Law Review: Never lend your car to your brother-in-law
If you are driving without a valid driver’s license can the police, in this case the Los Angeles Police Department, impound your vehicle?
That question is too easy for you smart readers, even for you average readers. How’s this: If you can prove you have a valid driver’s license, can you get your impounded car back? That’s our case of the day, case du jour.
Never lend your car to your brother-in-law
Lamya Brewster loaned her car to Yonnie Percy, her brother-in-law. Brewster later learned she should have asked Percy if he had a valid driver’s license. He didn’t. Percy was stopped by LAPD officers, who quickly determined his driver’s license was suspended. The officers seized the vehicle under California Vehicle Code §14602.6(a)(1).
Vehicle Code §14602.6
Vehicle Code §14602.6(a)(1) authorizes impounding a vehicle when the driver has a suspended license. Vehicles seized must be held in impound for 30 days, which is to deter unlicensed drivers or drivers with suspended licenses from driving. No problem with that.
Give Me My Car Back
Three days after the impoundment, Brewster documented she was the registered owner of the vehicle and had a valid California driver’s license. She offered to pay all towing and storage fees, but the LAPD refused to release the vehicle before the mandatory 30-day holding period had lapsed. That was the legal issue.
Brewster filed a class action lawsuit on behalf of all vehicle owners whose vehicles were subjected to the 30-day impoundment, claiming the impound is a “warrantless seizure that violates the Fourth Amendment.” The federal trial court ruled for the LAPD. Brewster appealed.
Fourth Amendment Seizure
The federal Court of Appeals, with an opinion written by the brilliant Judge Alex Kozinski, ruled that because a 30-day impound is a “meaningful interference with an individual’s possessory interests in [his] property,” the Fourth Amendment is implicated.
The impoundment/seizure is justified under the Fourth Amendment only to the extent that the government’s justification holds force. But after Brewster proved she had a valid driver’s license, there was no justification to hold her vehicle.
Once Brewster proved she had a valid driver’s license, she was entitled to her car.
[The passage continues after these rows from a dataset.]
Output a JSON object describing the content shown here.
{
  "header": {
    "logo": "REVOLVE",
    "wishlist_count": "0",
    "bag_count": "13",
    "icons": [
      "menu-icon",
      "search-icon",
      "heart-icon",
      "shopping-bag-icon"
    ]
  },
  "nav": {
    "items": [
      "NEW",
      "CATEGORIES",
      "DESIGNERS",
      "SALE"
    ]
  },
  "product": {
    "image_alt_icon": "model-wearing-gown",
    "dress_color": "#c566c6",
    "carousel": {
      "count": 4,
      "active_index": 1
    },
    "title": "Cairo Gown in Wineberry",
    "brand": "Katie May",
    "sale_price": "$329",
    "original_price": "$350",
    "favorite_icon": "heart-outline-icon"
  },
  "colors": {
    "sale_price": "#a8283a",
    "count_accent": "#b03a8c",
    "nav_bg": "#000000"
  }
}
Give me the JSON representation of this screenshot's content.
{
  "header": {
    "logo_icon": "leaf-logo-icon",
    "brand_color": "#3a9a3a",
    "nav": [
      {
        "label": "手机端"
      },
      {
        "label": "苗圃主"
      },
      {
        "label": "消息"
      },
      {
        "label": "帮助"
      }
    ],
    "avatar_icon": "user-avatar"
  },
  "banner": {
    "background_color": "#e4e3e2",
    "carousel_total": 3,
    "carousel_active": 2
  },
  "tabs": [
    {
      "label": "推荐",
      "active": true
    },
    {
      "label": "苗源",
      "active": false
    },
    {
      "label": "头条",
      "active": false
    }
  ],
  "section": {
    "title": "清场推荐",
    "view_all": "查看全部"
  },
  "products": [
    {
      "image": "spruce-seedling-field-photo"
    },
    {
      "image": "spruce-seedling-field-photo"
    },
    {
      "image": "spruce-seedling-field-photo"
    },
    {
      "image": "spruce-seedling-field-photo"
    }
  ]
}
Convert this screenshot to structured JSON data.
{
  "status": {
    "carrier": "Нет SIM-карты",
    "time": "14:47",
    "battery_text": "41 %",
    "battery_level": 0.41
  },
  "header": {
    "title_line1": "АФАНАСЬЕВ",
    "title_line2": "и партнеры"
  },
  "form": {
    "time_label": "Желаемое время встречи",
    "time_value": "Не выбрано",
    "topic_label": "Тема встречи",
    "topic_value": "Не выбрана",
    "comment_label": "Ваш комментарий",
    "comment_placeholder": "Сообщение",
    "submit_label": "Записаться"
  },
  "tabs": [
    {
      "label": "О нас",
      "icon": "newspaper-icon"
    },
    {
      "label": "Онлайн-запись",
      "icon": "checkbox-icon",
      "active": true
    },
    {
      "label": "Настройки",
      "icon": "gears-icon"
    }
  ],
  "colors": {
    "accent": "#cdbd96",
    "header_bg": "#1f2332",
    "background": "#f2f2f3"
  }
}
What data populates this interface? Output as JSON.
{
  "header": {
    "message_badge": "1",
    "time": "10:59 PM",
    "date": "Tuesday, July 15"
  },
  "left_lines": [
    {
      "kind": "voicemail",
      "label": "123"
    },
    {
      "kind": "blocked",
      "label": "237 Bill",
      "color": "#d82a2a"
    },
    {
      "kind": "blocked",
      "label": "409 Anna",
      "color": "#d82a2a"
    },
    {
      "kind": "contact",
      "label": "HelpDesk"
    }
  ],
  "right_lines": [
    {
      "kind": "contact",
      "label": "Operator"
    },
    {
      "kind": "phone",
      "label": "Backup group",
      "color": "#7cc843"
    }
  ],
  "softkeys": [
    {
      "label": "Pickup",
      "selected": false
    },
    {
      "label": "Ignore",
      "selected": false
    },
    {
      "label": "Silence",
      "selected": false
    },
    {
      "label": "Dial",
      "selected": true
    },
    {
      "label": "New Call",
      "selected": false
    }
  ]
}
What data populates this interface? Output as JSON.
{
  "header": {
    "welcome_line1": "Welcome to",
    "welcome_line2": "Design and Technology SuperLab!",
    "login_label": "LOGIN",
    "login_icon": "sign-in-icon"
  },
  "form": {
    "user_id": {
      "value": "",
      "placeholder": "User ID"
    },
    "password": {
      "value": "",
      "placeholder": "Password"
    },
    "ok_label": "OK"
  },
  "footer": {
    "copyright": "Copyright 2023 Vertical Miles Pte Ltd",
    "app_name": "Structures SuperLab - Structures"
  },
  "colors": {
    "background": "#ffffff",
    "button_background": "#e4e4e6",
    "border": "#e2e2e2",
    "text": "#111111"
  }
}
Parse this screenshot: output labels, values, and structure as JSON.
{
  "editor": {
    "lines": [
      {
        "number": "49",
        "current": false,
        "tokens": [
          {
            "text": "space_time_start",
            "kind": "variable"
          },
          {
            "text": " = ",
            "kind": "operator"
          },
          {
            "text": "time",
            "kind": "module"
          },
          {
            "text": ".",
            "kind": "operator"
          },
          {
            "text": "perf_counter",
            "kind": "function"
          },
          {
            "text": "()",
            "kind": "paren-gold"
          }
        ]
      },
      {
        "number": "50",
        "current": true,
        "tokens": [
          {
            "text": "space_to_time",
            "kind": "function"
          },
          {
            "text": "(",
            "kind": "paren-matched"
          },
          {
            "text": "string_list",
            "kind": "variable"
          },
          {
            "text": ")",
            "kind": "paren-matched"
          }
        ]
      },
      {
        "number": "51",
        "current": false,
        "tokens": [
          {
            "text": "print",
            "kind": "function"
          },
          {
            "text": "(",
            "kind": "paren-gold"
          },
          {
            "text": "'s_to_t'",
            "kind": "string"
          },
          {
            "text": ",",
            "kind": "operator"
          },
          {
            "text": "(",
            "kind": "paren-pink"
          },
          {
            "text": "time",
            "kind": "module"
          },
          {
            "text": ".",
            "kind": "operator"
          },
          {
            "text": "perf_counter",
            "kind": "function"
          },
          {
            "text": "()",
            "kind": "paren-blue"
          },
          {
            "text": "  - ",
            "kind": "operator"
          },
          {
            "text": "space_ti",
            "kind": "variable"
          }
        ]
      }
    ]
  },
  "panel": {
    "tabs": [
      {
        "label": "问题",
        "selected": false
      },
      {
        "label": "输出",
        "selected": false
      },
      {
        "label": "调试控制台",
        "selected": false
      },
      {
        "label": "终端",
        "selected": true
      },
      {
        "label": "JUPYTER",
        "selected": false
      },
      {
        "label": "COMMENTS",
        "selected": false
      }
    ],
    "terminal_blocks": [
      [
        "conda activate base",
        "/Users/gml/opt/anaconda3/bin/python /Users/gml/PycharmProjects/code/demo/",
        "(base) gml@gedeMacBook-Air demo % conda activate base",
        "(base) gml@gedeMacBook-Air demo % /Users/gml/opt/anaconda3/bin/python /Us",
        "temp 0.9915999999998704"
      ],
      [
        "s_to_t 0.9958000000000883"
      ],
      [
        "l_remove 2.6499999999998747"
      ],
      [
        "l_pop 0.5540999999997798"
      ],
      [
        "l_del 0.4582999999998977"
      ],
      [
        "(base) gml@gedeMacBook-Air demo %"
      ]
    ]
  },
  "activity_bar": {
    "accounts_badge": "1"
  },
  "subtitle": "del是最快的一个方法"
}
Mandatory 30-day hold unconstitutional. Makes sense to me.
Jim Porter is an attorney with Porter Simon licensed in California and Nevada, with offices in Truckee, Tahoe City and Reno, Nevada. His practice areas include: development, construction, business, HOAs, contracts, personal injury, accidents, mediation and other transactional matters. He may be reached at email@example.com or http://www.portersimon.com.